▸ Task to carry out
Would you retype each of the records exactly as shown?

-- Data follows --

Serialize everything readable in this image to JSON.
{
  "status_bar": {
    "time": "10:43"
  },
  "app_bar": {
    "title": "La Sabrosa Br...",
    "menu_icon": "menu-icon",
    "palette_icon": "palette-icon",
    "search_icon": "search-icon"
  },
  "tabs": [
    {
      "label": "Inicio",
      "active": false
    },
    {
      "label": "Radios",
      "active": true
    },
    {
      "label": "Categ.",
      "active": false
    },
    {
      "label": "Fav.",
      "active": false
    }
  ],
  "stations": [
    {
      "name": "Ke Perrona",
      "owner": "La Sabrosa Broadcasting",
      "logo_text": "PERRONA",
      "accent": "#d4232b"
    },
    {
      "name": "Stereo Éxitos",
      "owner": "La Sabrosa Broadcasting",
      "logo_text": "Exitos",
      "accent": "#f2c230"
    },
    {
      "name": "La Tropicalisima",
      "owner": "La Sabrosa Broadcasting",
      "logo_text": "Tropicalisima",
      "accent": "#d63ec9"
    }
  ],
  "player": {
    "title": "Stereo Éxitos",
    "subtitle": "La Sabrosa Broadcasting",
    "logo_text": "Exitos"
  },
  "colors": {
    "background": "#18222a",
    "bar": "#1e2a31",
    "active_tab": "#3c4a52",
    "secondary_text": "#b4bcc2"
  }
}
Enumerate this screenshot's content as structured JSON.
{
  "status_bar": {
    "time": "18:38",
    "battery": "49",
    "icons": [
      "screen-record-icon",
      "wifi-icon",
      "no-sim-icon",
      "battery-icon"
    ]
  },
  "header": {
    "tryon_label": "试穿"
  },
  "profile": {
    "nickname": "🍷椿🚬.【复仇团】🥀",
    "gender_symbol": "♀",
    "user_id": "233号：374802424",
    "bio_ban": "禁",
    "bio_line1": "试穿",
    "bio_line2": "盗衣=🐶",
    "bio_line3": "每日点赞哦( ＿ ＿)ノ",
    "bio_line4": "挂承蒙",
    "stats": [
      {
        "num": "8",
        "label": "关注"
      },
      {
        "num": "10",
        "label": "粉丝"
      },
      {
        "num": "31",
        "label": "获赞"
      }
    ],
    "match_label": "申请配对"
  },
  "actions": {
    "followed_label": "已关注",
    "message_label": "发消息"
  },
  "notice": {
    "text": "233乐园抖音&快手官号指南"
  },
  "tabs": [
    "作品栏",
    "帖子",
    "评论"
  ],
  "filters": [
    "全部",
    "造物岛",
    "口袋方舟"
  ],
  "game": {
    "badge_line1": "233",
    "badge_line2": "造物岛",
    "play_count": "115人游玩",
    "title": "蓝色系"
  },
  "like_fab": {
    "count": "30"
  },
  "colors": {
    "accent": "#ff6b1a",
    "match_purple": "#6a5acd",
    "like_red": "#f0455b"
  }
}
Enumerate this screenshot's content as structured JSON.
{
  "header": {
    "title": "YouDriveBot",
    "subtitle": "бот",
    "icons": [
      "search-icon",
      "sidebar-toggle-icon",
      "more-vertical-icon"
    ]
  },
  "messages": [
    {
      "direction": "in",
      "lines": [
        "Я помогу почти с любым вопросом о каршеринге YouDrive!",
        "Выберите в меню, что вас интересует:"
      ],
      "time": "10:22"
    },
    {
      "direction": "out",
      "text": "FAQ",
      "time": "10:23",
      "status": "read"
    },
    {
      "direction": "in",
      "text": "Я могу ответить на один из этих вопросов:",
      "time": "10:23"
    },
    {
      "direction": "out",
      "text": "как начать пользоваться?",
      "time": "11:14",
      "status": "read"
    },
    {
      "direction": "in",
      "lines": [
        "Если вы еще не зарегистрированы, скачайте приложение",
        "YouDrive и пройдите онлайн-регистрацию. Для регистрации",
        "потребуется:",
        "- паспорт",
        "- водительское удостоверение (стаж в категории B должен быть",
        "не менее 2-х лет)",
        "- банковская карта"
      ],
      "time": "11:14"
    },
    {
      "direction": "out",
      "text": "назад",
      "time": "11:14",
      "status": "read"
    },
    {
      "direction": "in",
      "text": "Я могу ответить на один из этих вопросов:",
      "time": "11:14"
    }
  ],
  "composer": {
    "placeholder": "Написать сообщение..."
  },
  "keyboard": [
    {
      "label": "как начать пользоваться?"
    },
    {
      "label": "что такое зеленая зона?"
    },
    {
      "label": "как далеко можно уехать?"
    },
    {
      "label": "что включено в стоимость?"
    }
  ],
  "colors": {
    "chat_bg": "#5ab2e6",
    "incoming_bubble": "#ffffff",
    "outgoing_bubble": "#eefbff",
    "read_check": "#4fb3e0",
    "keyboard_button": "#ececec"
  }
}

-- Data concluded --

▸ Answer box
Serialize everything readable in this image to JSON.
{
  "status_bar": {
    "time": "10:43"
  },
  "app_bar": {
    "title": "La Sabrosa Br...",
    "menu_icon": "menu-icon",
    "palette_icon": "palette-icon",
    "search_icon": "search-icon"
  },
  "tabs": [
    {
      "label": "Inicio",
      "active": false
    },
    {
      "label": "Radios",
      "active": true
    },
    {
      "label": "Categ.",
      "active": false
    },
    {
      "label": "Fav.",
      "active": false
    }
  ],
  "stations": [
    {
      "name": "Ke Perrona",
      "owner": "La Sabrosa Broadcasting",
      "logo_text": "PERRONA",
      "accent": "#d4232b"
    },
    {
      "name": "Stereo Éxitos",
      "owner": "La Sabrosa Broadcasting",
      "logo_text": "Exitos",
      "accent": "#f2c230"
    },
    {
      "name": "La Tropicalisima",
      "owner": "La Sabrosa Broadcasting",
      "logo_text": "Tropicalisima",
      "accent": "#d63ec9"
    }
  ],
  "player": {
    "title": "Stereo Éxitos",
    "subtitle": "La Sabrosa Broadcasting",
    "logo_text": "Exitos"
  },
  "colors": {
    "background": "#18222a",
    "bar": "#1e2a31",
    "active_tab": "#3c4a52",
    "secondary_text": "#b4bcc2"
  }
}
Enumerate this screenshot's content as structured JSON.
{
  "status_bar": {
    "time": "18:38",
    "battery": "49",
    "icons": [
      "screen-record-icon",
      "wifi-icon",
      "no-sim-icon",
      "battery-icon"
    ]
  },
  "header": {
    "tryon_label": "试穿"
  },
  "profile": {
    "nickname": "🍷椿🚬.【复仇团】🥀",
    "gender_symbol": "♀",
    "user_id": "233号：374802424",
    "bio_ban": "禁",
    "bio_line1": "试穿",
    "bio_line2": "盗衣=🐶",
    "bio_line3": "每日点赞哦( ＿ ＿)ノ",
    "bio_line4": "挂承蒙",
    "stats": [
      {
        "num": "8",
        "label": "关注"
      },
      {
        "num": "10",
        "label": "粉丝"
      },
      {
        "num": "31",
        "label": "获赞"
      }
    ],
    "match_label": "申请配对"
  },
  "actions": {
    "followed_label": "已关注",
    "message_label": "发消息"
  },
  "notice": {
    "text": "233乐园抖音&快手官号指南"
  },
  "tabs": [
    "作品栏",
    "帖子",
    "评论"
  ],
  "filters": [
    "全部",
    "造物岛",
    "口袋方舟"
  ],
  "game": {
    "badge_line1": "233",
    "badge_line2": "造物岛",
    "play_count": "115人游玩",
    "title": "蓝色系"
  },
  "like_fab": {
    "count": "30"
  },
  "colors": {
    "accent": "#ff6b1a",
    "match_purple": "#6a5acd",
    "like_red": "#f0455b"
  }
}
Enumerate this screenshot's content as structured JSON.
{
  "header": {
    "title": "YouDriveBot",
    "subtitle": "бот",
    "icons": [
      "search-icon",
      "sidebar-toggle-icon",
      "more-vertical-icon"
    ]
  },
  "messages": [
    {
      "direction": "in",
      "lines": [
        "Я помогу почти с любым вопросом о каршеринге YouDrive!",
        "Выберите в меню, что вас интересует:"
      ],
      "time": "10:22"
    },
    {
      "direction": "out",
      "text": "FAQ",
      "time": "10:23",
      "status": "read"
    },
    {
      "direction": "in",
      "text": "Я могу ответить на один из этих вопросов:",
      "time": "10:23"
    },
    {
      "direction": "out",
      "text": "как начать пользоваться?",
      "time": "11:14",
      "status": "read"
    },
    {
      "direction": "in",
      "lines": [
        "Если вы еще не зарегистрированы, скачайте приложение",
        "YouDrive и пройдите онлайн-регистрацию. Для регистрации",
        "потребуется:",
        "- паспорт",
        "- водительское удостоверение (стаж в категории B должен быть",
        "не менее 2-х лет)",
        "- банковская карта"
      ],
      "time": "11:14"
    },
    {
      "direction": "out",
      "text": "назад",
      "time": "11:14",
      "status": "read"
    },
    {
      "direction": "in",
      "text": "Я могу ответить на один из этих вопросов:",
      "time": "11:14"
    }
  ],
  "composer": {
    "placeholder": "Написать сообщение..."
  },
  "keyboard": [
    {
      "label": "как начать пользоваться?"
    },
    {
      "label": "что такое зеленая зона?"
    },
    {
      "label": "как далеко можно уехать?"
    },
    {
      "label": "что включено в стоимость?"
    }
  ],
  "colors": {
    "chat_bg": "#5ab2e6",
    "incoming_bubble": "#ffffff",
    "outgoing_bubble": "#eefbff",
    "read_check": "#4fb3e0",
    "keyboard_button": "#ececec"
  }
}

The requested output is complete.